Segment Open

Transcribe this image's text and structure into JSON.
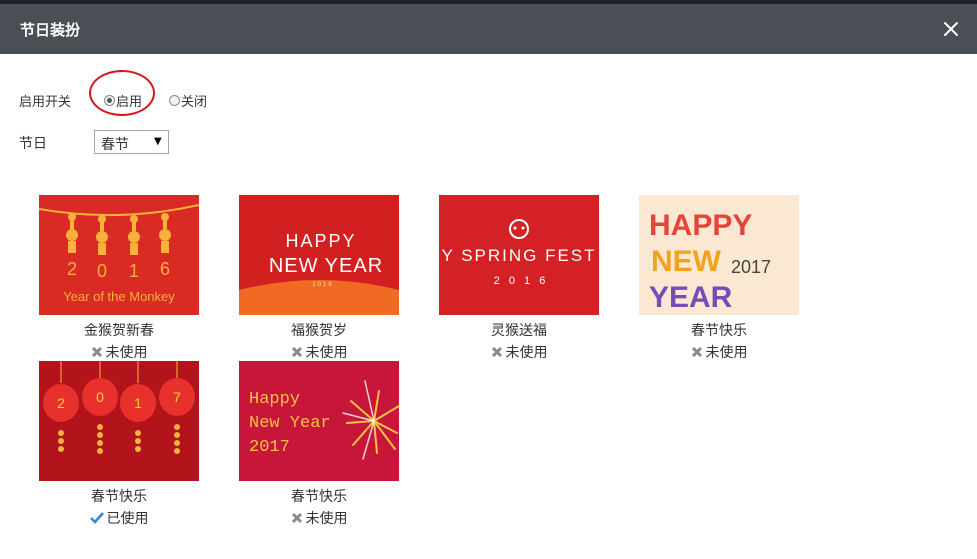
{
  "dialog": {
    "title": "节日装扮",
    "close_icon": "close-icon"
  },
  "settings": {
    "enable_label": "启用开关",
    "radio_on_label": "启用",
    "radio_off_label": "关闭",
    "enabled": true,
    "holiday_label": "节日",
    "holiday_value": "春节"
  },
  "themes": [
    {
      "name": "金猴贺新春",
      "status": "未使用",
      "used": false,
      "art_text": [
        "Year of the Monkey",
        "2",
        "0",
        "1",
        "6"
      ]
    },
    {
      "name": "福猴贺岁",
      "status": "未使用",
      "used": false,
      "art_text": [
        "HAPPY",
        "NEW YEAR",
        "2016"
      ]
    },
    {
      "name": "灵猴送福",
      "status": "未使用",
      "used": false,
      "art_text": [
        "Y SPRING FEST",
        "2  0  1  6"
      ]
    },
    {
      "name": "春节快乐",
      "status": "未使用",
      "used": false,
      "art_text": [
        "HAPPY",
        "NEW",
        "YEAR",
        "2017"
      ]
    },
    {
      "name": "春节快乐",
      "status": "已使用",
      "used": true,
      "art_text": [
        "2",
        "0",
        "1",
        "7"
      ]
    },
    {
      "name": "春节快乐",
      "status": "未使用",
      "used": false,
      "art_text": [
        "Happy",
        "New Year",
        "2017"
      ]
    }
  ],
  "colors": {
    "header_bg": "#4a4f55",
    "annotation_ring": "#d9141b",
    "used_check": "#2e86de",
    "unused_x": "#8a8a8a"
  }
}
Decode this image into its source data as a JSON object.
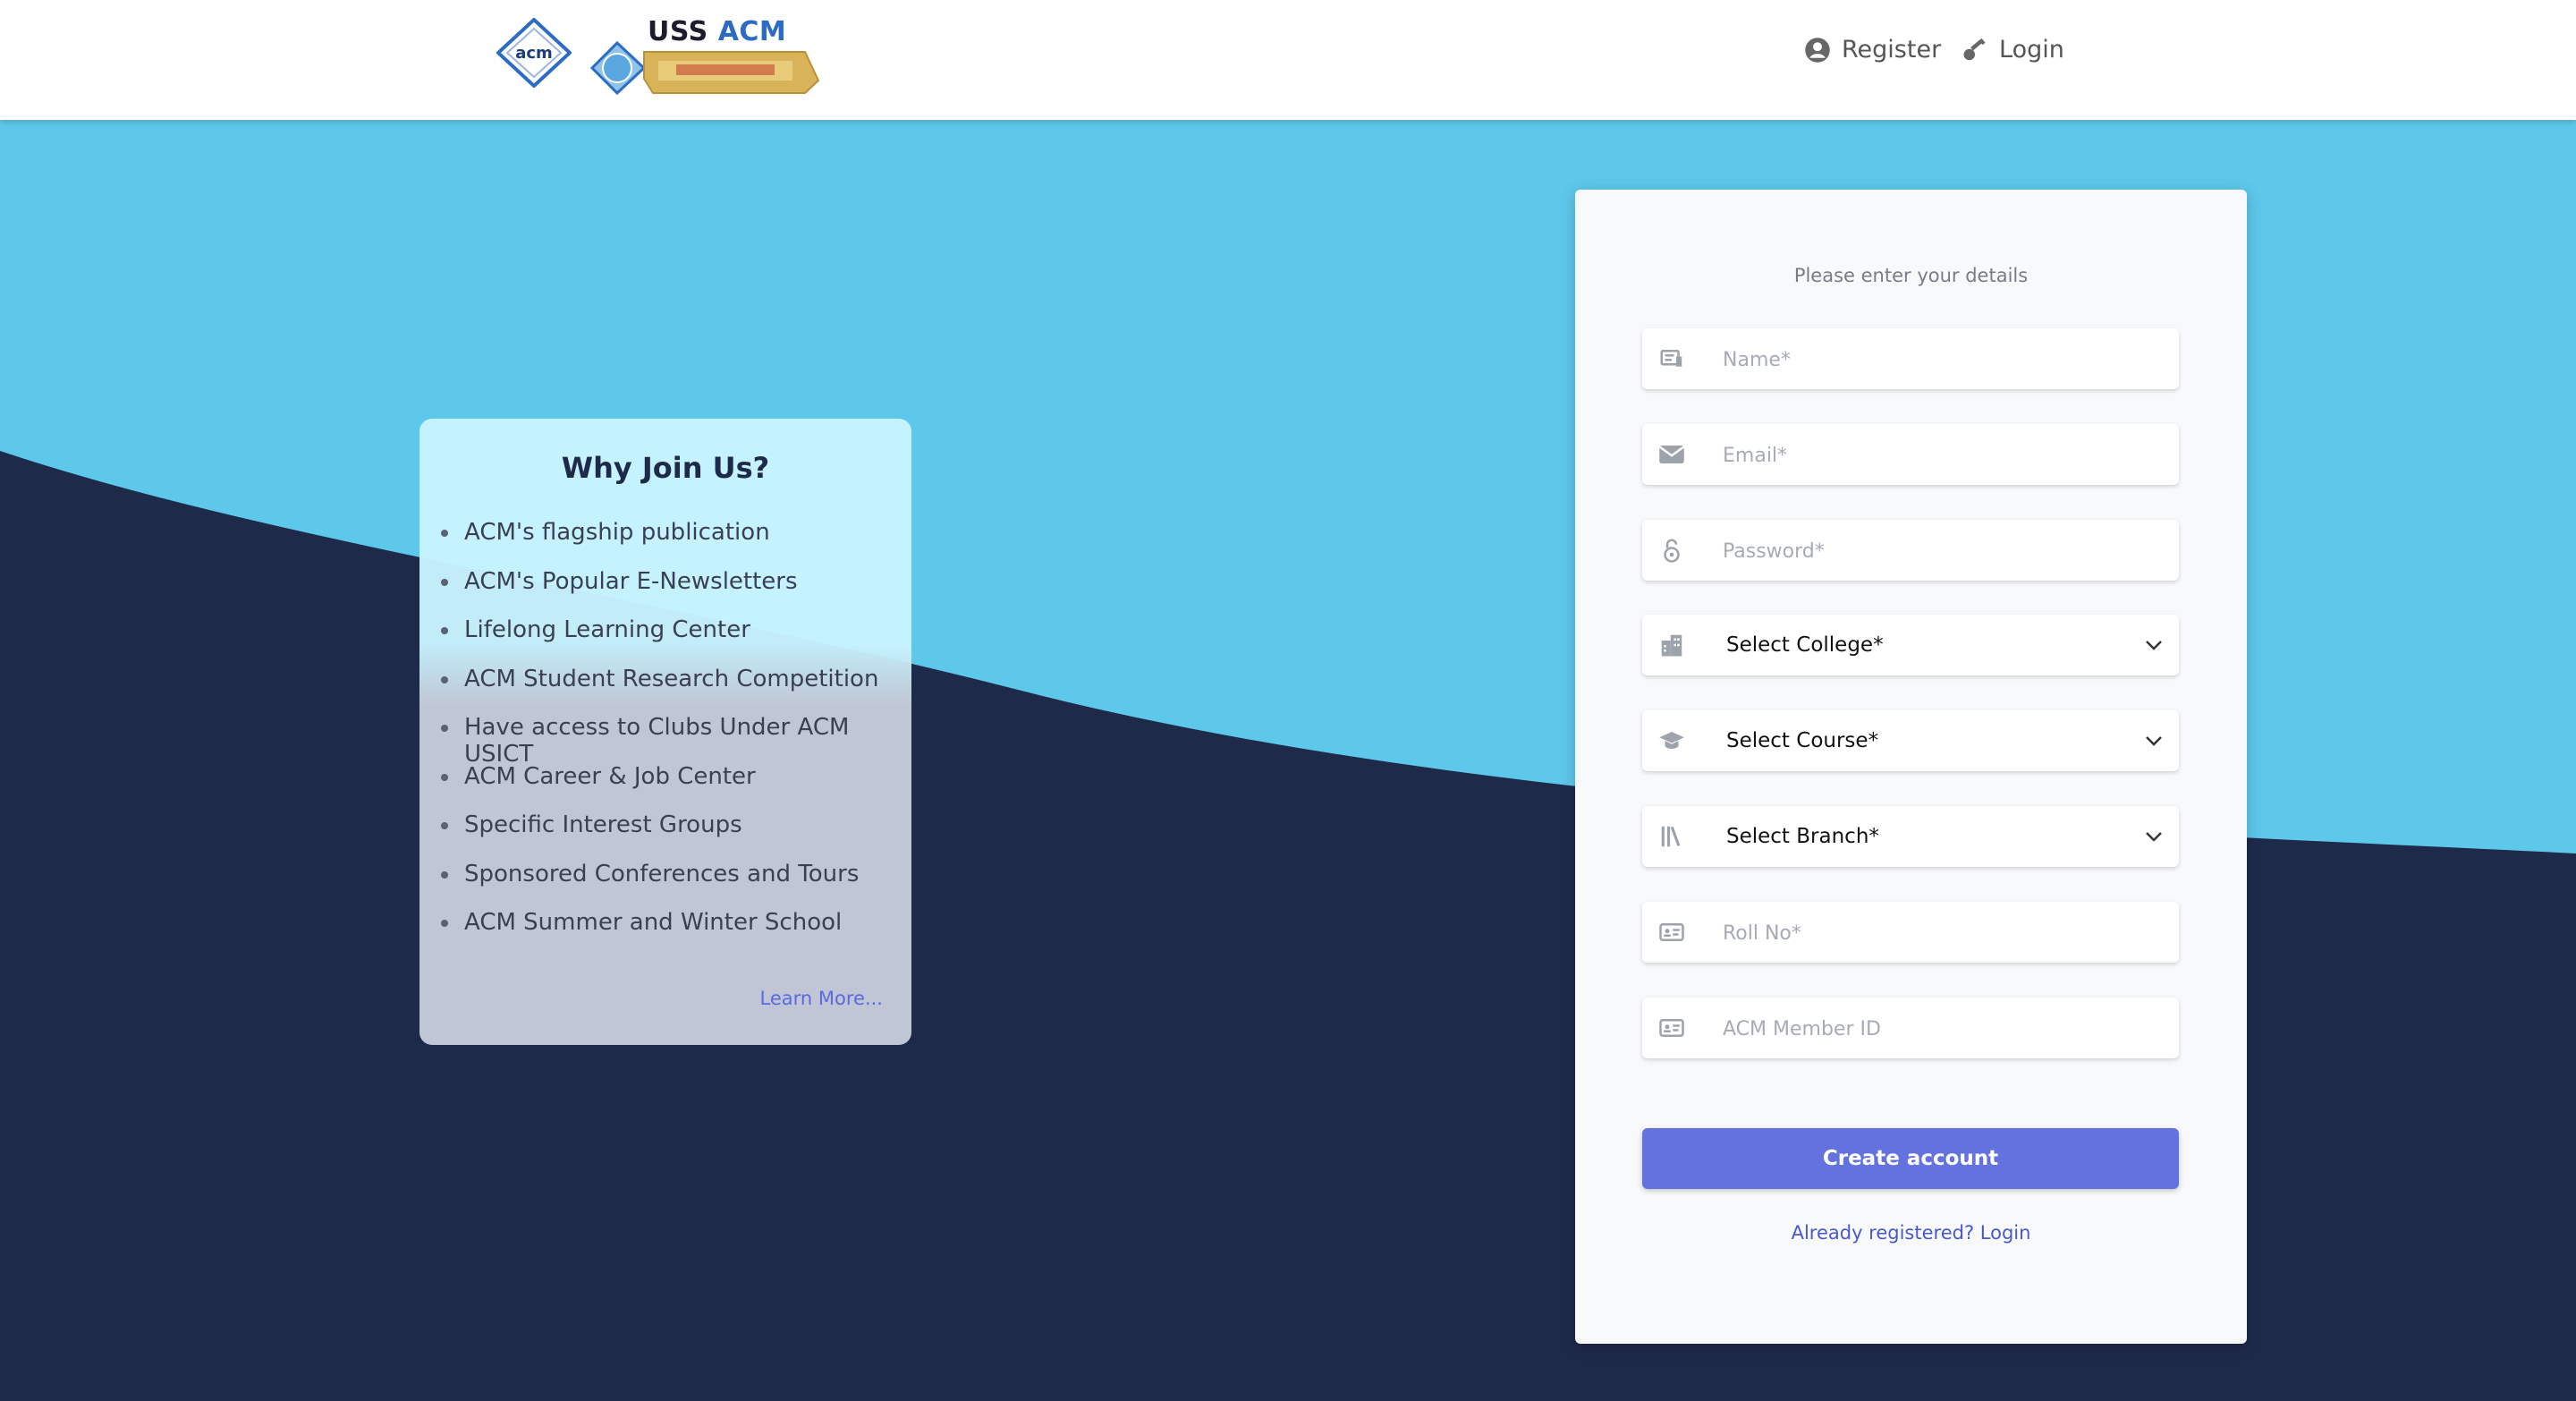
{
  "header": {
    "logo_text": "USS",
    "logo_text_accent": "ACM",
    "nav": [
      {
        "label": "Register",
        "icon": "user-circle-icon"
      },
      {
        "label": "Login",
        "icon": "key-icon"
      }
    ]
  },
  "why_join": {
    "title": "Why Join Us?",
    "items": [
      "ACM's flagship publication",
      "ACM's Popular E-Newsletters",
      "Lifelong Learning Center",
      "ACM Student Research Competition",
      "Have access to Clubs Under ACM USICT",
      "ACM Career & Job Center",
      "Specific Interest Groups",
      "Sponsored Conferences and Tours",
      "ACM Summer and Winter School"
    ],
    "learn_more": "Learn More..."
  },
  "form": {
    "subtitle": "Please enter your details",
    "name_placeholder": "Name*",
    "email_placeholder": "Email*",
    "password_placeholder": "Password*",
    "college_label": "Select College*",
    "course_label": "Select Course*",
    "branch_label": "Select Branch*",
    "rollno_placeholder": "Roll No*",
    "memberid_placeholder": "ACM Member ID",
    "submit_label": "Create account",
    "already_registered": "Already registered? Login"
  },
  "colors": {
    "sky": "#5ec8ea",
    "navy": "#1e2a4a",
    "accent": "#6472df",
    "link": "#4a58cf"
  }
}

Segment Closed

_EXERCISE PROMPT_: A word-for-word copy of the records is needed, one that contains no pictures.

_TASK ANSWER_:
Transcribe this image's text and structure into JSON.
{
  "dialog": {
    "title": "节日装扮",
    "close_icon": "close-icon"
  },
  "settings": {
    "enable_label": "启用开关",
    "radio_on_label": "启用",
    "radio_off_label": "关闭",
    "enabled": true,
    "holiday_label": "节日",
    "holiday_value": "春节"
  },
  "themes": [
    {
      "name": "金猴贺新春",
      "status": "未使用",
      "used": false,
      "art_text": [
        "Year of the Monkey",
        "2",
        "0",
        "1",
        "6"
      ]
    },
    {
      "name": "福猴贺岁",
      "status": "未使用",
      "used": false,
      "art_text": [
        "HAPPY",
        "NEW YEAR",
        "2016"
      ]
    },
    {
      "name": "灵猴送福",
      "status": "未使用",
      "used": false,
      "art_text": [
        "Y SPRING FEST",
        "2  0  1  6"
      ]
    },
    {
      "name": "春节快乐",
      "status": "未使用",
      "used": false,
      "art_text": [
        "HAPPY",
        "NEW",
        "YEAR",
        "2017"
      ]
    },
    {
      "name": "春节快乐",
      "status": "已使用",
      "used": true,
      "art_text": [
        "2",
        "0",
        "1",
        "7"
      ]
    },
    {
      "name": "春节快乐",
      "status": "未使用",
      "used": false,
      "art_text": [
        "Happy",
        "New Year",
        "2017"
      ]
    }
  ],
  "colors": {
    "header_bg": "#4a4f55",
    "annotation_ring": "#d9141b",
    "used_check": "#2e86de",
    "unused_x": "#8a8a8a"
  }
}
Decode this image into its source data as a JSON object.
{
  "header": {
    "logo_text": "USS",
    "logo_text_accent": "ACM",
    "nav": [
      {
        "label": "Register",
        "icon": "user-circle-icon"
      },
      {
        "label": "Login",
        "icon": "key-icon"
      }
    ]
  },
  "why_join": {
    "title": "Why Join Us?",
    "items": [
      "ACM's flagship publication",
      "ACM's Popular E-Newsletters",
      "Lifelong Learning Center",
      "ACM Student Research Competition",
      "Have access to Clubs Under ACM USICT",
      "ACM Career & Job Center",
      "Specific Interest Groups",
      "Sponsored Conferences and Tours",
      "ACM Summer and Winter School"
    ],
    "learn_more": "Learn More..."
  },
  "form": {
    "subtitle": "Please enter your details",
    "name_placeholder": "Name*",
    "email_placeholder": "Email*",
    "password_placeholder": "Password*",
    "college_label": "Select College*",
    "course_label": "Select Course*",
    "branch_label": "Select Branch*",
    "rollno_placeholder": "Roll No*",
    "memberid_placeholder": "ACM Member ID",
    "submit_label": "Create account",
    "already_registered": "Already registered? Login"
  },
  "colors": {
    "sky": "#5ec8ea",
    "navy": "#1e2a4a",
    "accent": "#6472df",
    "link": "#4a58cf"
  }
}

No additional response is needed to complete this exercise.